[Data for this exercise]:
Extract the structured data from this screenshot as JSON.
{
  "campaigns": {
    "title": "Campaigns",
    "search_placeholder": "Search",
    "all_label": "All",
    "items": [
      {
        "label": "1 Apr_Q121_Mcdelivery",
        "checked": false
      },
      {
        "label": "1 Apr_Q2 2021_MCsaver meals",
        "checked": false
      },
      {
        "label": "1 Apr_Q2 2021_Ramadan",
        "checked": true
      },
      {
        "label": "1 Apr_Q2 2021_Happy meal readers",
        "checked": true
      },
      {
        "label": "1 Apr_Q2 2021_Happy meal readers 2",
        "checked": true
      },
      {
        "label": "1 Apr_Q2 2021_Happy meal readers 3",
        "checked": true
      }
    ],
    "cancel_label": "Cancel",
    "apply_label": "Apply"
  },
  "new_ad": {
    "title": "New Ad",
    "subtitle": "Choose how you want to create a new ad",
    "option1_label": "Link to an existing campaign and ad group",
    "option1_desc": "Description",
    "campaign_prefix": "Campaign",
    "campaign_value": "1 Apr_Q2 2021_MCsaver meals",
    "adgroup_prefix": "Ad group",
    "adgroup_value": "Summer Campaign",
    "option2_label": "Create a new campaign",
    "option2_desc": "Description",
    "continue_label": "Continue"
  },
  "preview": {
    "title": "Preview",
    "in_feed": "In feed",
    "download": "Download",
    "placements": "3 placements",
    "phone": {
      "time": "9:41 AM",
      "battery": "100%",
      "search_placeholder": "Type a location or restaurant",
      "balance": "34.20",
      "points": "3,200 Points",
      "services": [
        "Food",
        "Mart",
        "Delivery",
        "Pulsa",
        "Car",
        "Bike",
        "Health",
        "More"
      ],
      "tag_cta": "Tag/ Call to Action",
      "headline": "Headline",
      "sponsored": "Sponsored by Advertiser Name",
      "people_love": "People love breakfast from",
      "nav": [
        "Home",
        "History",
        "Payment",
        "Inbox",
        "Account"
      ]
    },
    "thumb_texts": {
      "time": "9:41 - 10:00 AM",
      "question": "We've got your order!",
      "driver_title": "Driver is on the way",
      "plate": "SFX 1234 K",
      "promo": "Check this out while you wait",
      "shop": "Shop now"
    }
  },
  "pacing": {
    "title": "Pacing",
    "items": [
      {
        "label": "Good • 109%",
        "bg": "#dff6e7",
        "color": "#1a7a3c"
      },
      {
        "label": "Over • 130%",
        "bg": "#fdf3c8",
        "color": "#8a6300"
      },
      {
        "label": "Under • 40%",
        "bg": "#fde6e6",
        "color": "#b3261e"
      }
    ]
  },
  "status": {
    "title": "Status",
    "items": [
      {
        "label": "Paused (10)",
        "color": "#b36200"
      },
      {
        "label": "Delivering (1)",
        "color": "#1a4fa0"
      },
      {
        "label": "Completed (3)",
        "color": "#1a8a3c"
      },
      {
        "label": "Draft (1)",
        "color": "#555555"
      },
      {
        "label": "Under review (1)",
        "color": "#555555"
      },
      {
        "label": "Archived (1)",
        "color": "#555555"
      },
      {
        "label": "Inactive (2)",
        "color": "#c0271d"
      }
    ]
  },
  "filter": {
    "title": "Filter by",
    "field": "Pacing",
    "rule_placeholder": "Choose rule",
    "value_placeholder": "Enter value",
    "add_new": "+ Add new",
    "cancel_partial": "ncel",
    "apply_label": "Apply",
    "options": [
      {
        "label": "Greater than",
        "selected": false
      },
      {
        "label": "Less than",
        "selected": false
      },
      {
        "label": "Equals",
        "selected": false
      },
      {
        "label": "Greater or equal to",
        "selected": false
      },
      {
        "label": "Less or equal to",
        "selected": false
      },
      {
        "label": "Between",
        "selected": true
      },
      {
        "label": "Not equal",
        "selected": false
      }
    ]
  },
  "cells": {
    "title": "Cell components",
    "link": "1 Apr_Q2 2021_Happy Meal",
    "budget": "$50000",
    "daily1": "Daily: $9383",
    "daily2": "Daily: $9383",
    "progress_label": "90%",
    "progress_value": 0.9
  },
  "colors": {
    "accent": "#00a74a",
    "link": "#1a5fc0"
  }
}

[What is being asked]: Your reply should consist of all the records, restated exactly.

[Written answer]:
Extract the structured data from this screenshot as JSON.
{
  "campaigns": {
    "title": "Campaigns",
    "search_placeholder": "Search",
    "all_label": "All",
    "items": [
      {
        "label": "1 Apr_Q121_Mcdelivery",
        "checked": false
      },
      {
        "label": "1 Apr_Q2 2021_MCsaver meals",
        "checked": false
      },
      {
        "label": "1 Apr_Q2 2021_Ramadan",
        "checked": true
      },
      {
        "label": "1 Apr_Q2 2021_Happy meal readers",
        "checked": true
      },
      {
        "label": "1 Apr_Q2 2021_Happy meal readers 2",
        "checked": true
      },
      {
        "label": "1 Apr_Q2 2021_Happy meal readers 3",
        "checked": true
      }
    ],
    "cancel_label": "Cancel",
    "apply_label": "Apply"
  },
  "new_ad": {
    "title": "New Ad",
    "subtitle": "Choose how you want to create a new ad",
    "option1_label": "Link to an existing campaign and ad group",
    "option1_desc": "Description",
    "campaign_prefix": "Campaign",
    "campaign_value": "1 Apr_Q2 2021_MCsaver meals",
    "adgroup_prefix": "Ad group",
    "adgroup_value": "Summer Campaign",
    "option2_label": "Create a new campaign",
    "option2_desc": "Description",
    "continue_label": "Continue"
  },
  "preview": {
    "title": "Preview",
    "in_feed": "In feed",
    "download": "Download",
    "placements": "3 placements",
    "phone": {
      "time": "9:41 AM",
      "battery": "100%",
      "search_placeholder": "Type a location or restaurant",
      "balance": "34.20",
      "points": "3,200 Points",
      "services": [
        "Food",
        "Mart",
        "Delivery",
        "Pulsa",
        "Car",
        "Bike",
        "Health",
        "More"
      ],
      "tag_cta": "Tag/ Call to Action",
      "headline": "Headline",
      "sponsored": "Sponsored by Advertiser Name",
      "people_love": "People love breakfast from",
      "nav": [
        "Home",
        "History",
        "Payment",
        "Inbox",
        "Account"
      ]
    },
    "thumb_texts": {
      "time": "9:41 - 10:00 AM",
      "question": "We've got your order!",
      "driver_title": "Driver is on the way",
      "plate": "SFX 1234 K",
      "promo": "Check this out while you wait",
      "shop": "Shop now"
    }
  },
  "pacing": {
    "title": "Pacing",
    "items": [
      {
        "label": "Good • 109%",
        "bg": "#dff6e7",
        "color": "#1a7a3c"
      },
      {
        "label": "Over • 130%",
        "bg": "#fdf3c8",
        "color": "#8a6300"
      },
      {
        "label": "Under • 40%",
        "bg": "#fde6e6",
        "color": "#b3261e"
      }
    ]
  },
  "status": {
    "title": "Status",
    "items": [
      {
        "label": "Paused (10)",
        "color": "#b36200"
      },
      {
        "label": "Delivering (1)",
        "color": "#1a4fa0"
      },
      {
        "label": "Completed (3)",
        "color": "#1a8a3c"
      },
      {
        "label": "Draft (1)",
        "color": "#555555"
      },
      {
        "label": "Under review (1)",
        "color": "#555555"
      },
      {
        "label": "Archived (1)",
        "color": "#555555"
      },
      {
        "label": "Inactive (2)",
        "color": "#c0271d"
      }
    ]
  },
  "filter": {
    "title": "Filter by",
    "field": "Pacing",
    "rule_placeholder": "Choose rule",
    "value_placeholder": "Enter value",
    "add_new": "+ Add new",
    "cancel_partial": "ncel",
    "apply_label": "Apply",
    "options": [
      {
        "label": "Greater than",
        "selected": false
      },
      {
        "label": "Less than",
        "selected": false
      },
      {
        "label": "Equals",
        "selected": false
      },
      {
        "label": "Greater or equal to",
        "selected": false
      },
      {
        "label": "Less or equal to",
        "selected": false
      },
      {
        "label": "Between",
        "selected": true
      },
      {
        "label": "Not equal",
        "selected": false
      }
    ]
  },
  "cells": {
    "title": "Cell components",
    "link": "1 Apr_Q2 2021_Happy Meal",
    "budget": "$50000",
    "daily1": "Daily: $9383",
    "daily2": "Daily: $9383",
    "progress_label": "90%",
    "progress_value": 0.9
  },
  "colors": {
    "accent": "#00a74a",
    "link": "#1a5fc0"
  }
}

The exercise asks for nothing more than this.